France's Love Affair With Hamburgers

PARIS -- Never mind that Denis Hennequin was the top executive here when a half-built McDonald's restaurant was bulldozed seven years ago to protest the Americanization of France.

"We are an icon, a symbol, we don't claim to be otherwise," Hennequin said. "Yes, we were shocked," he went on, recalling how his business meeting was interrupted by the news of the bulldozing.

But even as protesters sought to cast McDonald's as the embodiment of all that is wrong with American culture, the French never stopped eating its hamburgers. Indeed, for all the attacks on the company, McDonald's operating profit in France last year was second only to that of McDonald's in the United States.

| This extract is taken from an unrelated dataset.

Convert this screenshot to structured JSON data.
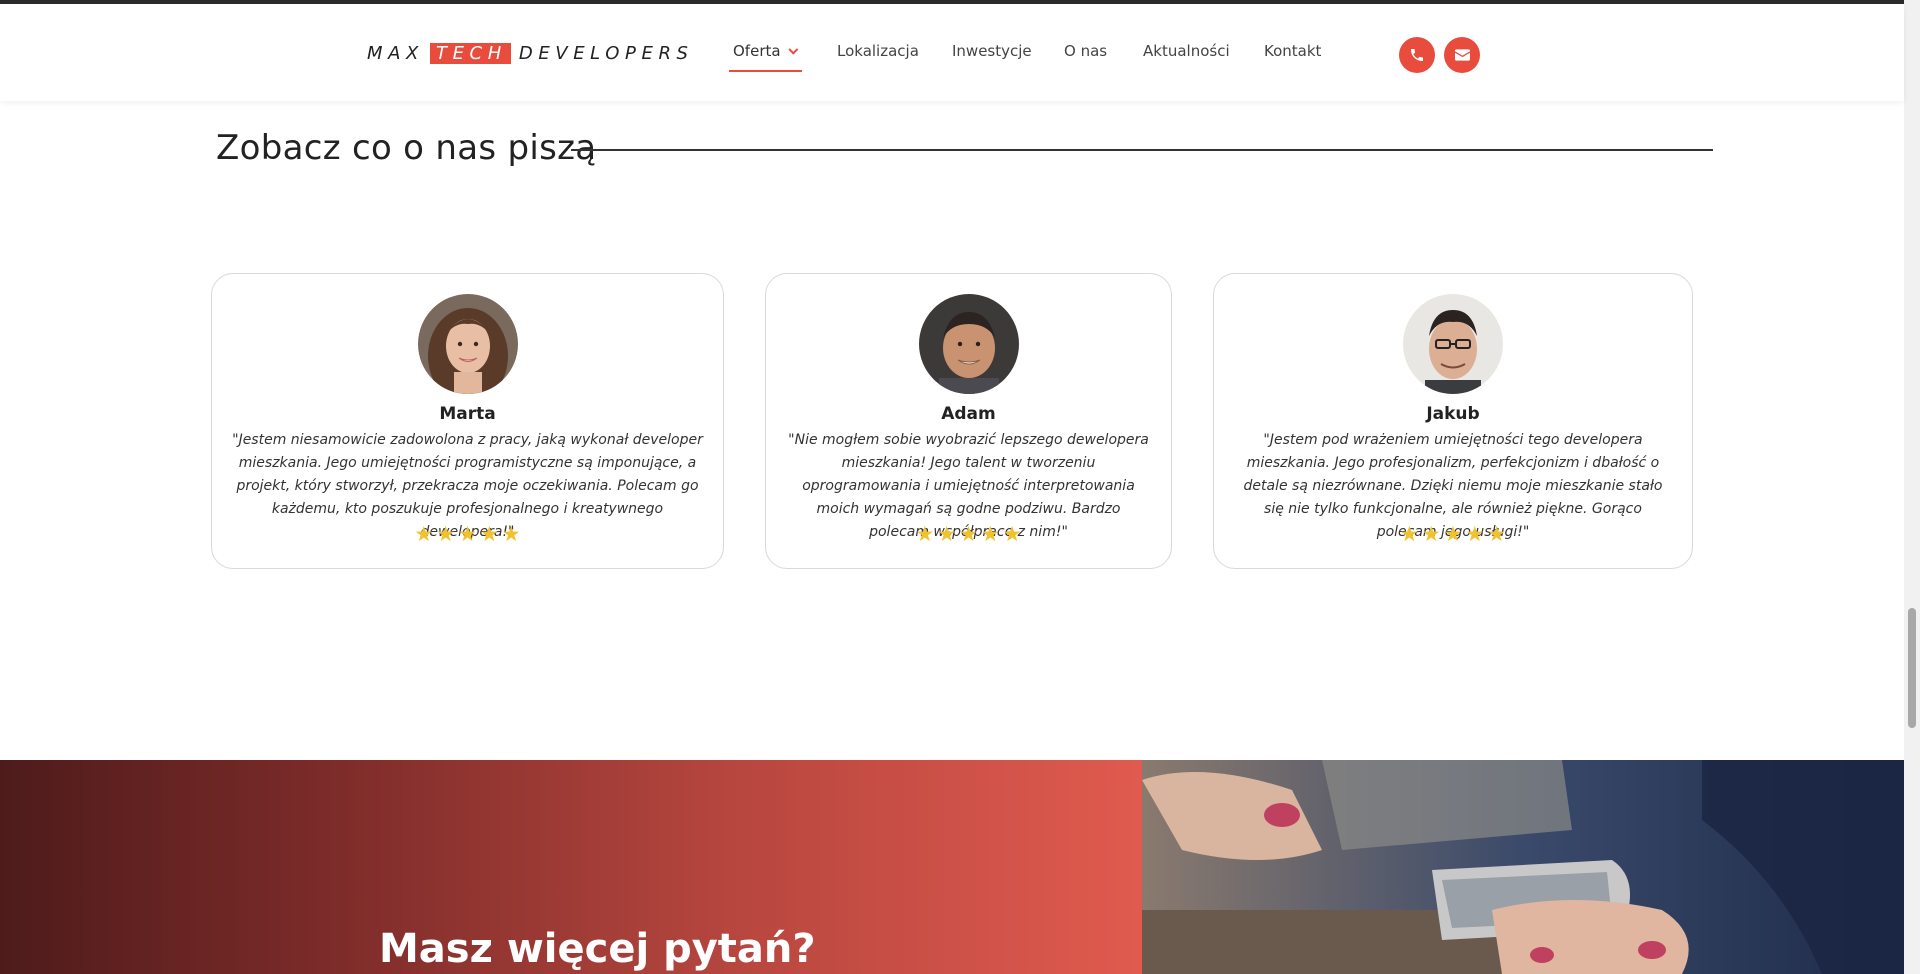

Hennequin, now president of McDonald's Europe, says one of his most compelling lessons about doing business in France came from the bulldozer incident. After the demolition, he started ad campaigns telling customers more about McDonald's France, what ingredients it used and what kind of people it employed.

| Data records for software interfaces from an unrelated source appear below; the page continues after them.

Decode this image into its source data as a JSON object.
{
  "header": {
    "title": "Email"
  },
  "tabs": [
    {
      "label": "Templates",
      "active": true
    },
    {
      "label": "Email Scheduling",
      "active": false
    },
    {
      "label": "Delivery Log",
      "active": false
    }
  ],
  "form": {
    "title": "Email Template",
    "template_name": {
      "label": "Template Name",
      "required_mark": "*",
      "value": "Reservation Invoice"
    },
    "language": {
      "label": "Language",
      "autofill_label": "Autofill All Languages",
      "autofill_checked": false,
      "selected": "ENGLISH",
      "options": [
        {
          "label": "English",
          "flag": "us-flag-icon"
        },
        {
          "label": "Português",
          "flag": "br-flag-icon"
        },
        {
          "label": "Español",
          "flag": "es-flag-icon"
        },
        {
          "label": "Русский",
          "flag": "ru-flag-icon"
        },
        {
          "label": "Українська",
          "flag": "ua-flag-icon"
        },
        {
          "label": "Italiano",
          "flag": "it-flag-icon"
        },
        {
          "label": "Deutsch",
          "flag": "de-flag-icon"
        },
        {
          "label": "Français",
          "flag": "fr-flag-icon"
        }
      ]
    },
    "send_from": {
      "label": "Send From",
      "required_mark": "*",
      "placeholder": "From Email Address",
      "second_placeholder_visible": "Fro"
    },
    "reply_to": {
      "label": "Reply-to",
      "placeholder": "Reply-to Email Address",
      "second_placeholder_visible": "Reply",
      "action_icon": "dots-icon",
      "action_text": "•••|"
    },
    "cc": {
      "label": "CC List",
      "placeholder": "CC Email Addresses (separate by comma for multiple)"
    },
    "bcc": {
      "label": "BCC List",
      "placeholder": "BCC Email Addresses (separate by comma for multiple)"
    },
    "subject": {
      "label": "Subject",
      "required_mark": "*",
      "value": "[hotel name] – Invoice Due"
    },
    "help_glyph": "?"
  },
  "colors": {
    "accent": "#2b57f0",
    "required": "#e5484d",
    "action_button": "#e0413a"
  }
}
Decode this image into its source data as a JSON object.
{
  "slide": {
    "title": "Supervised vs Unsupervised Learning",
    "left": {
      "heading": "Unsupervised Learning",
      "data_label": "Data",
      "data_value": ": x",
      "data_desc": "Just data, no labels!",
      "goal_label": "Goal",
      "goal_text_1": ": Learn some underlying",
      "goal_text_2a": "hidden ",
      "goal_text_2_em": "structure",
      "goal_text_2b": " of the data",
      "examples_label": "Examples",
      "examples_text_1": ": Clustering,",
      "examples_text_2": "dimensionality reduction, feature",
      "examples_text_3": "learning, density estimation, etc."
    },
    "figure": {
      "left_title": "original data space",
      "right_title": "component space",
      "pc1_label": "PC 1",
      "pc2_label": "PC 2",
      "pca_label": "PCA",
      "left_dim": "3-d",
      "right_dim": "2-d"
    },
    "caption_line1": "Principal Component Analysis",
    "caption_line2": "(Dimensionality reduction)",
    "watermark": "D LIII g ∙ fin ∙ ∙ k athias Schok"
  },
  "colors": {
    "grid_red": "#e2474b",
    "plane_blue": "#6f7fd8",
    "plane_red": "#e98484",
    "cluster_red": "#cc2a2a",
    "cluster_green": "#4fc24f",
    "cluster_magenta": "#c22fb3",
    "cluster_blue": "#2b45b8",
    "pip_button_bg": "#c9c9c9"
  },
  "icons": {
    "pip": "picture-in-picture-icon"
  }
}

Part of his success lies in blurring the national lines about what kind of restaurant McDonald's is. For one thing, all the buns, meat and other ingredients are from France; virtually all the work force is French.

McDonald's success in Europe comes amid its resurgence in the United States. McDonald's in the United States bounced back by introducing healthy foods, like salad and fruit. Europe did not suffer as harsh a slump as did McDonald's in the United States. In fact, the strength of the French and other European restaurants helped the parent company get through the rough patch.

In some ways, Hennequin admits, McDonald's reflects the contradictions of French society. "It's one of the French paradoxes," he said. "The French like to be a little disruptive, provocative. Yet at the same time they vote with their feet. We serve 1 million customers every year."

Last year, in an event that echoed the bulldozing, the police in northern Lille found a plastic figure of Ronald McDonald that had been stolen from a McDonald's dangling beneath a city bridge with a ball and chain attached to one foot. Hennequin played down the incident, noting that Ronald was ready prey for pranksters. "He's an easy target," he said.

But of the bulldozer incident, he said: "Suddenly there was this wake-up call. What are we doing? Without any cynicism, I thank [them] for helping us grow into that role."

"The French have a way of protesting by struggling," he said. "Don't forget, we killed our king; in Britain, they still have the queen."

He says the French took quickly to McDonald's, despite their own sophisticated cuisine, because it was fast and affordable. And it was child-friendly, not a characteristic of the traditional French restaurant.

"If you had kids and tried to go to a traditional restaurant," he said, "it was a nightmare."

Also crucial, he says, was a French "fascination with America."

"It's love and hate," he said. "And there are so many Americas. The America of George Bush and that of Bill Clinton. New York is not San Francisco."